──────── Data extracts
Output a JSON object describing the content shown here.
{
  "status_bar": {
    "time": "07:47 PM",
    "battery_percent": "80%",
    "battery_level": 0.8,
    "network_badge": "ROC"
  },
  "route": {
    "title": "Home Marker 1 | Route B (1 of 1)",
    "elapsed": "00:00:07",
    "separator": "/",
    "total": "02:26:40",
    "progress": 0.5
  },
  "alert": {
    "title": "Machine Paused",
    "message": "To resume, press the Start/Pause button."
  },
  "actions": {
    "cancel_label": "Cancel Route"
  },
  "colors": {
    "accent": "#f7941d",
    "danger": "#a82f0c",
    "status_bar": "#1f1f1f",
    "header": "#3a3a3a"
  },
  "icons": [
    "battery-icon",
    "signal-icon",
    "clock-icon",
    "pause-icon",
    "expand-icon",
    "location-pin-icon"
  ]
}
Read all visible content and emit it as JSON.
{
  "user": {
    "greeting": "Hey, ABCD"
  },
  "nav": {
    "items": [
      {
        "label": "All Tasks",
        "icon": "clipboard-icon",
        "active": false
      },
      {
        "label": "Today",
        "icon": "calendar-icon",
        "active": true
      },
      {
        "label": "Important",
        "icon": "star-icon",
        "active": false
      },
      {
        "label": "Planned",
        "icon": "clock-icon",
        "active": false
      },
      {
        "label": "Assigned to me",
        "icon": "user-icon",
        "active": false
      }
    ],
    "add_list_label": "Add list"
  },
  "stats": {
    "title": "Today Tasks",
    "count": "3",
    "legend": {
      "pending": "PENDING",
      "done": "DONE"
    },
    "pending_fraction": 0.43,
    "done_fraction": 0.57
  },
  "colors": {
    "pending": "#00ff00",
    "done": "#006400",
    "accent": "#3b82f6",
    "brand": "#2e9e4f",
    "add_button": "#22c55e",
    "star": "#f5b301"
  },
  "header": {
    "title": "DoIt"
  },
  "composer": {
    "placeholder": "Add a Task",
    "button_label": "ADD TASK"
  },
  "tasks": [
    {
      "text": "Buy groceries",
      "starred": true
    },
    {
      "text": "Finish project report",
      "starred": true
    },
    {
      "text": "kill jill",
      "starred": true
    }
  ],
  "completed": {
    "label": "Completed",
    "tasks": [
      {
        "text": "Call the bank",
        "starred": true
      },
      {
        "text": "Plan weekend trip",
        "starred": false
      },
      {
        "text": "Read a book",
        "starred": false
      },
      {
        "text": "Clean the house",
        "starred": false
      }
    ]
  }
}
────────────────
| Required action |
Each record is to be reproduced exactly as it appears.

| Answer to this exercise |
Output a JSON object describing the content shown here.
{
  "status_bar": {
    "time": "07:47 PM",
    "battery_percent": "80%",
    "battery_level": 0.8,
    "network_badge": "ROC"
  },
  "route": {
    "title": "Home Marker 1 | Route B (1 of 1)",
    "elapsed": "00:00:07",
    "separator": "/",
    "total": "02:26:40",
    "progress": 0.5
  },
  "alert": {
    "title": "Machine Paused",
    "message": "To resume, press the Start/Pause button."
  },
  "actions": {
    "cancel_label": "Cancel Route"
  },
  "colors": {
    "accent": "#f7941d",
    "danger": "#a82f0c",
    "status_bar": "#1f1f1f",
    "header": "#3a3a3a"
  },
  "icons": [
    "battery-icon",
    "signal-icon",
    "clock-icon",
    "pause-icon",
    "expand-icon",
    "location-pin-icon"
  ]
}
Read all visible content and emit it as JSON.
{
  "user": {
    "greeting": "Hey, ABCD"
  },
  "nav": {
    "items": [
      {
        "label": "All Tasks",
        "icon": "clipboard-icon",
        "active": false
      },
      {
        "label": "Today",
        "icon": "calendar-icon",
        "active": true
      },
      {
        "label": "Important",
        "icon": "star-icon",
        "active": false
      },
      {
        "label": "Planned",
        "icon": "clock-icon",
        "active": false
      },
      {
        "label": "Assigned to me",
        "icon": "user-icon",
        "active": false
      }
    ],
    "add_list_label": "Add list"
  },
  "stats": {
    "title": "Today Tasks",
    "count": "3",
    "legend": {
      "pending": "PENDING",
      "done": "DONE"
    },
    "pending_fraction": 0.43,
    "done_fraction": 0.57
  },
  "colors": {
    "pending": "#00ff00",
    "done": "#006400",
    "accent": "#3b82f6",
    "brand": "#2e9e4f",
    "add_button": "#22c55e",
    "star": "#f5b301"
  },
  "header": {
    "title": "DoIt"
  },
  "composer": {
    "placeholder": "Add a Task",
    "button_label": "ADD TASK"
  },
  "tasks": [
    {
      "text": "Buy groceries",
      "starred": true
    },
    {
      "text": "Finish project report",
      "starred": true
    },
    {
      "text": "kill jill",
      "starred": true
    }
  ],
  "completed": {
    "label": "Completed",
    "tasks": [
      {
        "text": "Call the bank",
        "starred": true
      },
      {
        "text": "Plan weekend trip",
        "starred": false
      },
      {
        "text": "Read a book",
        "starred": false
      },
      {
        "text": "Clean the house",
        "starred": false
      }
    ]
  }
}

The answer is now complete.